(Work instructions) Copy, with no pictures, the line that contains "Transcribe this image's" and each line after it down to the end of the entries below, exactly.

═══

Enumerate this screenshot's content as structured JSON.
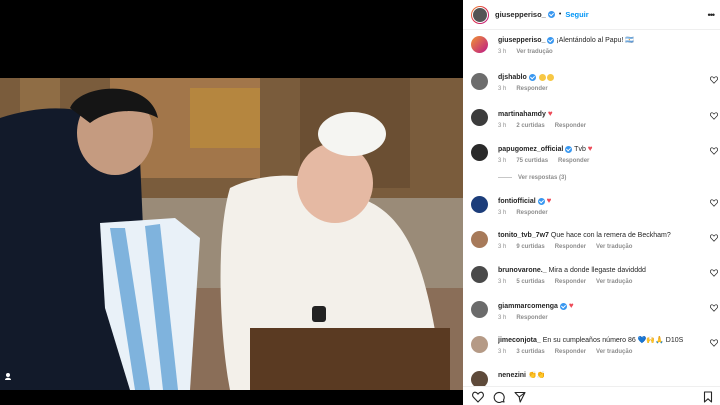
{
  "post": {
    "username": "giusepperiso_",
    "follow_label": "Seguir",
    "separator": "•",
    "caption_text": "¡Alentándolo al Papu! 🇦🇷",
    "caption_time": "3 h",
    "caption_translate": "Ver tradução",
    "more": "•••"
  },
  "comments": [
    {
      "user": "djshablo",
      "text": "",
      "emojis": 2,
      "time": "3 h",
      "likes": "",
      "reply": "Responder"
    },
    {
      "user": "martinahamdy",
      "text": "",
      "heart": true,
      "time": "3 h",
      "likes": "2 curtidas",
      "reply": "Responder"
    },
    {
      "user": "papugomez_official",
      "text": "Tvb",
      "heart": true,
      "time": "3 h",
      "likes": "75 curtidas",
      "reply": "Responder"
    },
    {
      "user": "fontiofficial",
      "text": "",
      "heart": true,
      "time": "3 h",
      "likes": "",
      "reply": "Responder"
    },
    {
      "user": "tonito_tvb_7w7",
      "text": "Que hace con la remera de Beckham?",
      "time": "3 h",
      "likes": "9 curtidas",
      "reply": "Responder",
      "translate": "Ver tradução"
    },
    {
      "user": "brunovarone._",
      "text": "Mira a donde llegaste davidddd",
      "time": "3 h",
      "likes": "5 curtidas",
      "reply": "Responder",
      "translate": "Ver tradução"
    },
    {
      "user": "giammarcomenga",
      "text": "",
      "heart": true,
      "time": "3 h",
      "likes": "",
      "reply": "Responder"
    },
    {
      "user": "jimeconjota_",
      "text": "En su cumpleaños número 86 💙🙌🙏 D10S",
      "time": "3 h",
      "likes": "3 curtidas",
      "reply": "Responder",
      "translate": "Ver tradução"
    },
    {
      "user": "nenezini",
      "text": "👏👏",
      "time": "",
      "likes": "",
      "reply": ""
    }
  ],
  "view_replies": "Ver respostas (3)",
  "colors": {
    "accent": "#0095f6",
    "verified": "#3897f0",
    "heart": "#ed4956"
  }
}
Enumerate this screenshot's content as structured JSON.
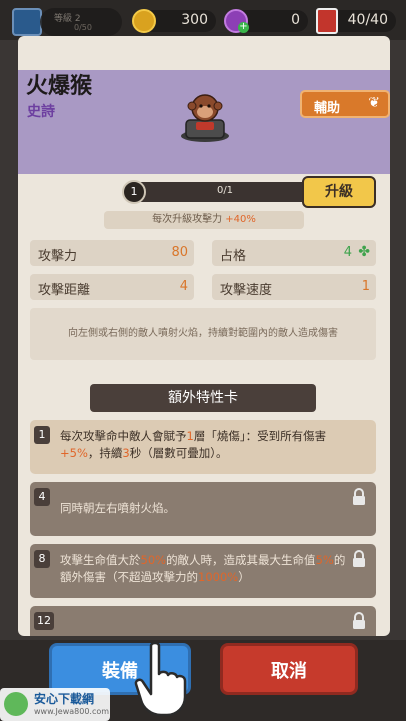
{
  "hud": {
    "level_label": "等級 2",
    "exp": "0/50",
    "coins": "300",
    "gems": "0",
    "cards": "40/40"
  },
  "unit": {
    "name": "火爆猴",
    "rarity": "史詩",
    "role_button": "輔助",
    "progress_level": "1",
    "progress_text": "0/1",
    "upgrade_button": "升級",
    "per_upgrade_label": "每次升級攻擊力 ",
    "per_upgrade_value": "+40%",
    "stats": [
      {
        "label": "攻擊力",
        "value": "80"
      },
      {
        "label": "占格",
        "value": "4"
      },
      {
        "label": "攻擊距離",
        "value": "4"
      },
      {
        "label": "攻擊速度",
        "value": "1"
      }
    ],
    "description": "向左側或右側的敵人噴射火焰，持續對範圍內的敵人造成傷害"
  },
  "traits": {
    "title": "額外特性卡",
    "items": [
      {
        "num": "1",
        "parts": [
          "每次攻擊命中敵人會賦予",
          "1",
          "層「燒傷」：受到所有傷害",
          "+5%",
          "，持續",
          "3",
          "秒（層數可疊加）。"
        ]
      },
      {
        "num": "4",
        "text": "同時朝左右噴射火焰。"
      },
      {
        "num": "8",
        "parts": [
          "攻擊生命值大於",
          "50%",
          "的敵人時，造成其最大生命值",
          "5%",
          "的額外傷害（不超過攻擊力的",
          "1000%",
          "）"
        ]
      },
      {
        "num": "12",
        "text": ""
      }
    ]
  },
  "buttons": {
    "equip": "裝備",
    "cancel": "取消"
  },
  "watermark": {
    "title": "安心下載網",
    "url": "www.Jewa800.com"
  },
  "colors": {
    "header_purple": "#a999c4",
    "accent_orange": "#d9792a",
    "equip_blue": "#3b8ee0",
    "cancel_red": "#c63a2c"
  }
}
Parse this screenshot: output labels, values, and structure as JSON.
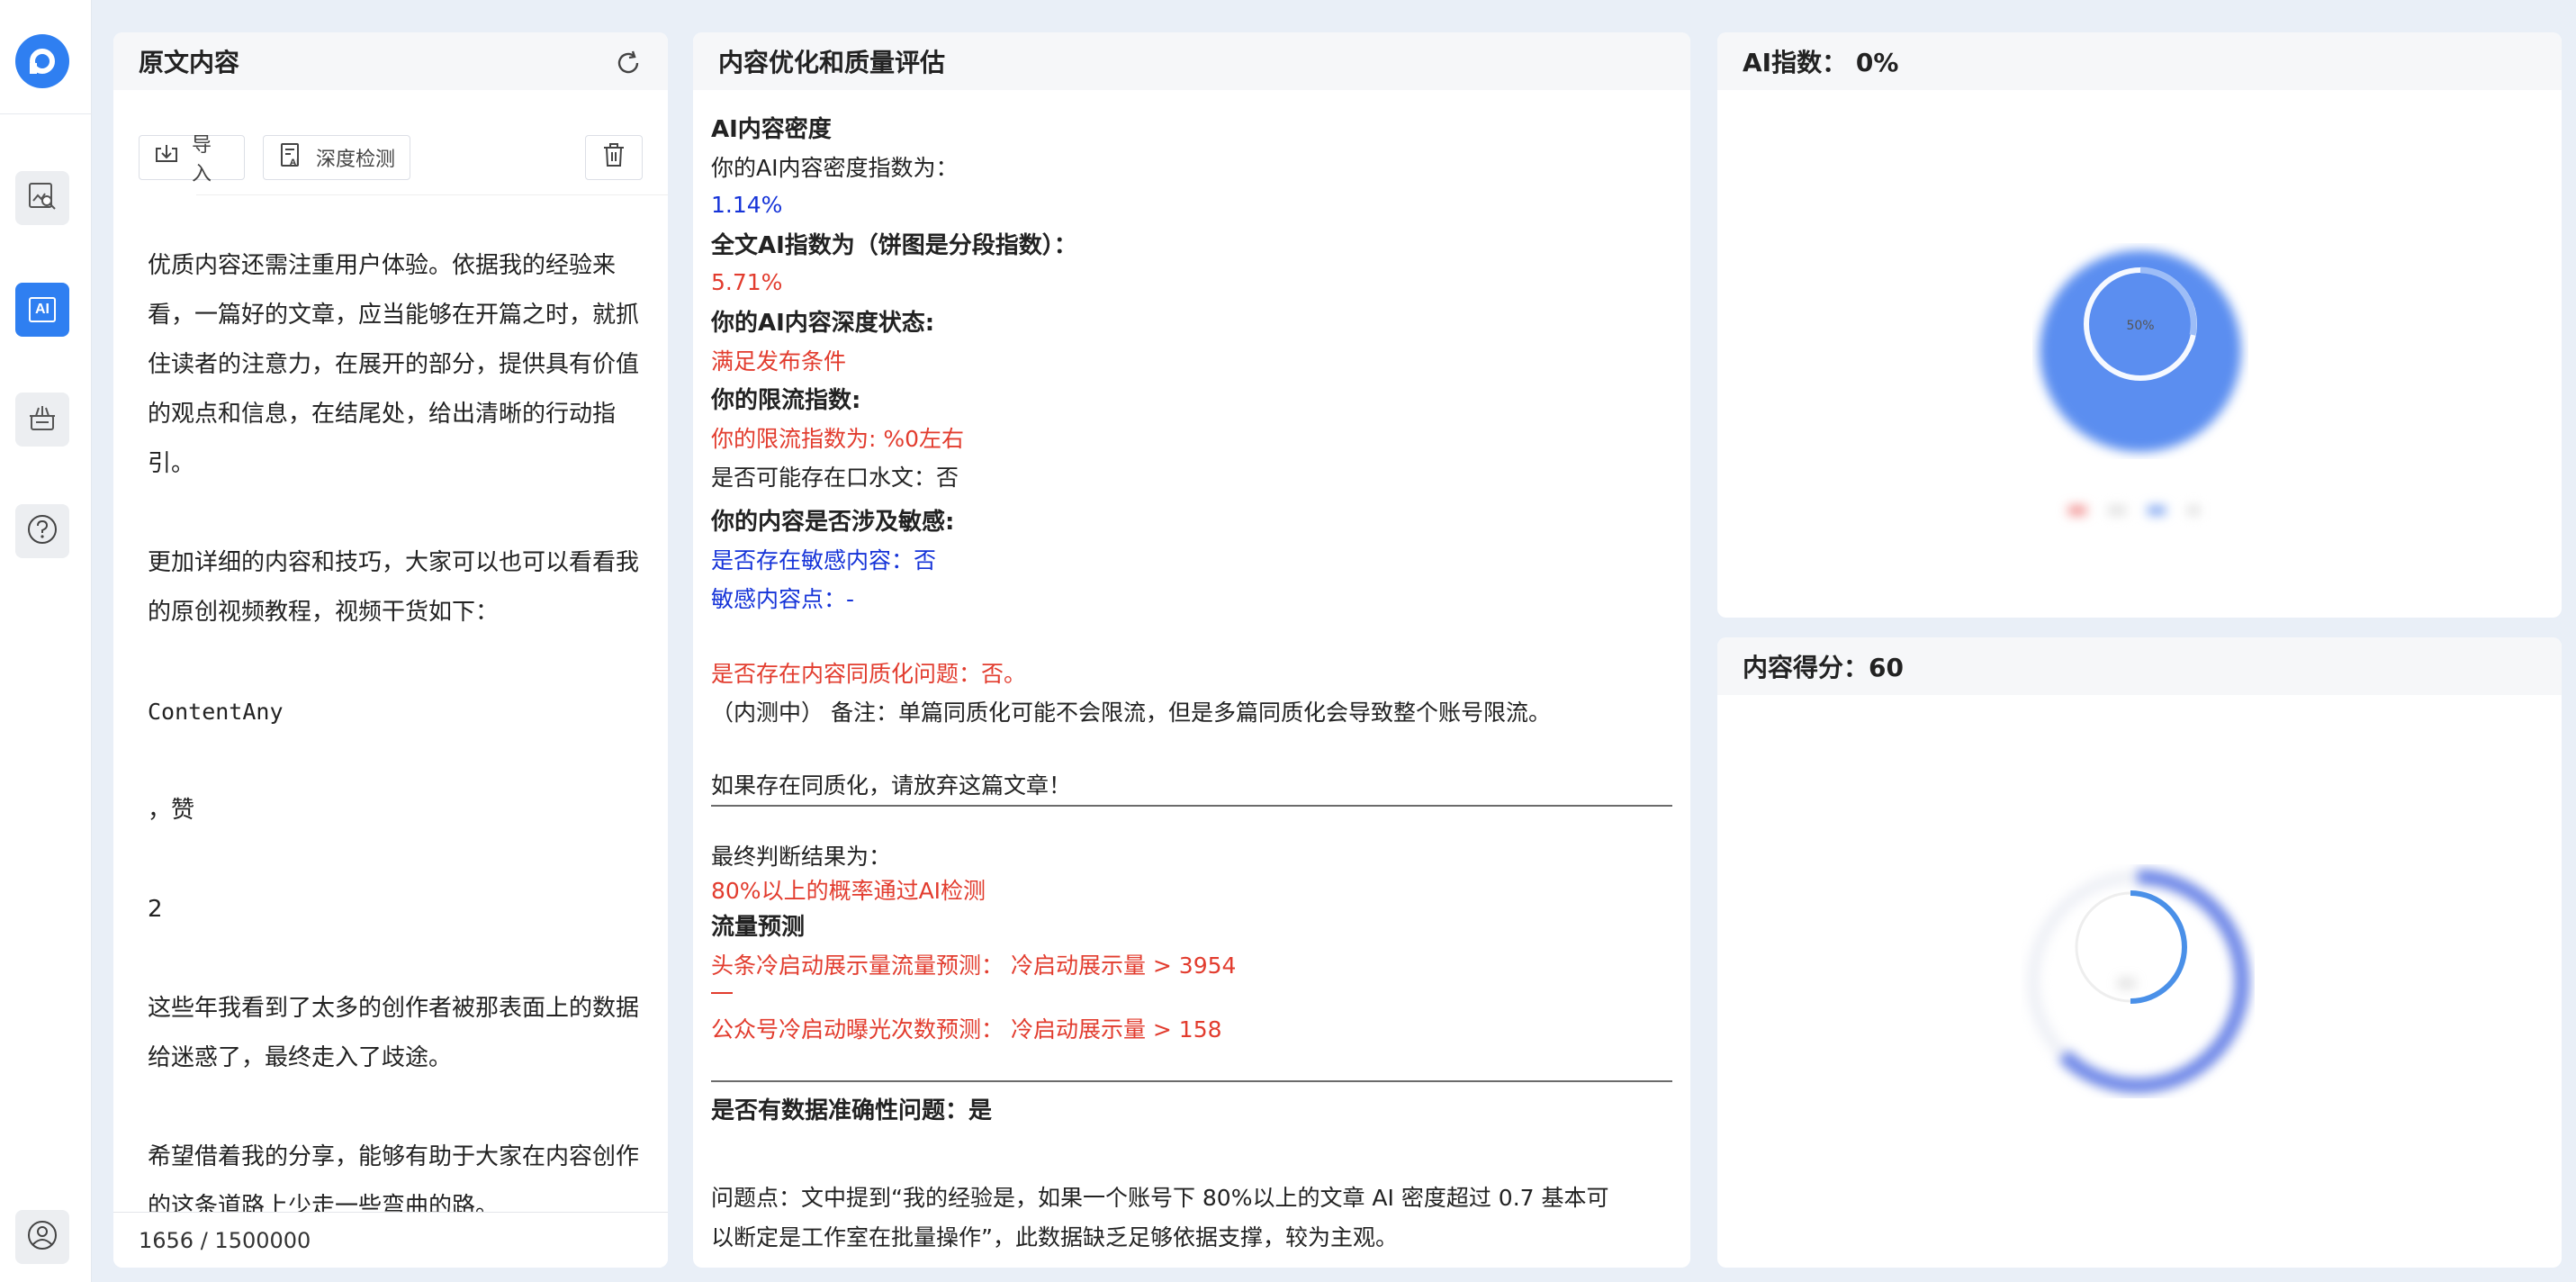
{
  "sidebar": {
    "logo_icon": "app-logo-icon",
    "items": [
      {
        "name": "image-search-icon",
        "active": false
      },
      {
        "name": "ai-icon",
        "label": "AI",
        "active": true
      },
      {
        "name": "toolbox-icon",
        "active": false
      },
      {
        "name": "help-icon",
        "active": false
      }
    ],
    "bottom": {
      "name": "user-icon"
    }
  },
  "left_panel": {
    "title": "原文内容",
    "import_label": "导入",
    "deep_check_label": "深度检测",
    "paragraphs": [
      "优质内容还需注重用户体验。依据我的经验来看，一篇好的文章，应当能够在开篇之时，就抓住读者的注意力，在展开的部分，提供具有价值的观点和信息，在结尾处，给出清晰的行动指引。",
      "更加详细的内容和技巧，大家可以也可以看看我的原创视频教程，视频干货如下：",
      "ContentAny",
      "，赞",
      "2",
      "这些年我看到了太多的创作者被那表面上的数据给迷惑了，最终走入了歧途。",
      "希望借着我的分享，能够有助于大家在内容创作的这条道路上少走一些弯曲的路。"
    ],
    "char_count": "1656 / 1500000"
  },
  "mid_panel": {
    "title": "内容优化和质量评估",
    "ai_density_heading": "AI内容密度",
    "ai_density_label": "你的AI内容密度指数为：",
    "ai_density_value": "1.14%",
    "full_ai_label": "全文AI指数为（饼图是分段指数）：",
    "full_ai_value": "5.71%",
    "depth_label": "你的AI内容深度状态:",
    "depth_value": "满足发布条件",
    "limit_label": "你的限流指数:",
    "limit_value": "你的限流指数为: %0左右",
    "spoken_line": "是否可能存在口水文：否",
    "sensitive_label": "你的内容是否涉及敏感:",
    "sensitive_exist": "是否存在敏感内容：否",
    "sensitive_points": "敏感内容点：-",
    "homog_question": "是否存在内容同质化问题：否。",
    "homog_note": "（内测中） 备注：单篇同质化可能不会限流，但是多篇同质化会导致整个账号限流。",
    "homog_warn": "如果存在同质化，请放弃这篇文章！",
    "final_label": "最终判断结果为：",
    "final_value": "80%以上的概率通过AI检测",
    "traffic_heading": "流量预测",
    "toutiao_pred": "头条冷启动展示量流量预测：  冷启动展示量 > 3954",
    "wechat_pred": "公众号冷启动曝光次数预测：  冷启动展示量 > 158",
    "accuracy_heading": "是否有数据准确性问题：是",
    "issue_text_1": "问题点：文中提到“我的经验是，如果一个账号下 80%以上的文章 AI 密度超过 0.7 基本可",
    "issue_text_2": "以断定是工作室在批量操作”，此数据缺乏足够依据支撑，较为主观。"
  },
  "ai_panel": {
    "title": "AI指数：  0%",
    "pie_center_label": "50%",
    "colors": {
      "outer": "#5b8ef0",
      "inner_ring": "#9dbdf7",
      "legend_red": "#f08a8a",
      "legend_blue": "#7aa2f0"
    }
  },
  "score_panel": {
    "title": "内容得分：60",
    "gauge_label": "60",
    "colors": {
      "ring": "#6c86e8",
      "inner_arc": "#4a90e8"
    }
  }
}
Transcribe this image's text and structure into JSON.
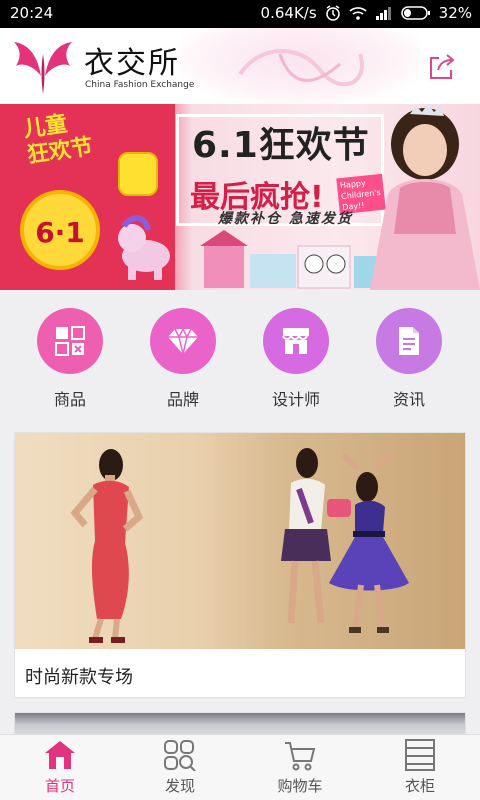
{
  "status_bar": {
    "time": "20:24",
    "network_speed": "0.64K/s",
    "battery_percent": "32%",
    "battery_level": 0.32
  },
  "header": {
    "app_name": "衣交所",
    "app_name_en": "China Fashion Exchange",
    "share_icon": "share-icon"
  },
  "banner": {
    "badge": "儿童狂欢节",
    "badge_line1": "儿童",
    "badge_line2": "狂欢节",
    "date_mark": "6·1",
    "title": "6.1狂欢节",
    "subtitle": "最后疯抢!",
    "slogan": "爆款补仓  急速发货",
    "sticker": "Happy Children's Day!!"
  },
  "categories": [
    {
      "label": "商品",
      "icon": "grid-icon",
      "color": "#ee5fb2"
    },
    {
      "label": "品牌",
      "icon": "diamond-icon",
      "color": "#e963c9"
    },
    {
      "label": "设计师",
      "icon": "shop-icon",
      "color": "#d56ae1"
    },
    {
      "label": "资讯",
      "icon": "document-icon",
      "color": "#c77ae3"
    }
  ],
  "cards": [
    {
      "caption": "时尚新款专场"
    }
  ],
  "bottom_nav": [
    {
      "label": "首页",
      "icon": "home-icon",
      "active": true
    },
    {
      "label": "发现",
      "icon": "discover-icon",
      "active": false
    },
    {
      "label": "购物车",
      "icon": "cart-icon",
      "active": false
    },
    {
      "label": "衣柜",
      "icon": "wardrobe-icon",
      "active": false
    }
  ],
  "colors": {
    "accent": "#e0357e",
    "banner_red": "#e43257",
    "inactive_nav": "#555555"
  }
}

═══

(Written response)
Transcribe this image's text and structure into JSON.
{
  "status_bar": {
    "time": "20:24",
    "network_speed": "0.64K/s",
    "battery_percent": "32%",
    "battery_level": 0.32
  },
  "header": {
    "app_name": "衣交所",
    "app_name_en": "China Fashion Exchange",
    "share_icon": "share-icon"
  },
  "banner": {
    "badge": "儿童狂欢节",
    "badge_line1": "儿童",
    "badge_line2": "狂欢节",
    "date_mark": "6·1",
    "title": "6.1狂欢节",
    "subtitle": "最后疯抢!",
    "slogan": "爆款补仓  急速发货",
    "sticker": "Happy Children's Day!!"
  },
  "categories": [
    {
      "label": "商品",
      "icon": "grid-icon",
      "color": "#ee5fb2"
    },
    {
      "label": "品牌",
      "icon": "diamond-icon",
      "color": "#e963c9"
    },
    {
      "label": "设计师",
      "icon": "shop-icon",
      "color": "#d56ae1"
    },
    {
      "label": "资讯",
      "icon": "document-icon",
      "color": "#c77ae3"
    }
  ],
  "cards": [
    {
      "caption": "时尚新款专场"
    }
  ],
  "bottom_nav": [
    {
      "label": "首页",
      "icon": "home-icon",
      "active": true
    },
    {
      "label": "发现",
      "icon": "discover-icon",
      "active": false
    },
    {
      "label": "购物车",
      "icon": "cart-icon",
      "active": false
    },
    {
      "label": "衣柜",
      "icon": "wardrobe-icon",
      "active": false
    }
  ],
  "colors": {
    "accent": "#e0357e",
    "banner_red": "#e43257",
    "inactive_nav": "#555555"
  }
}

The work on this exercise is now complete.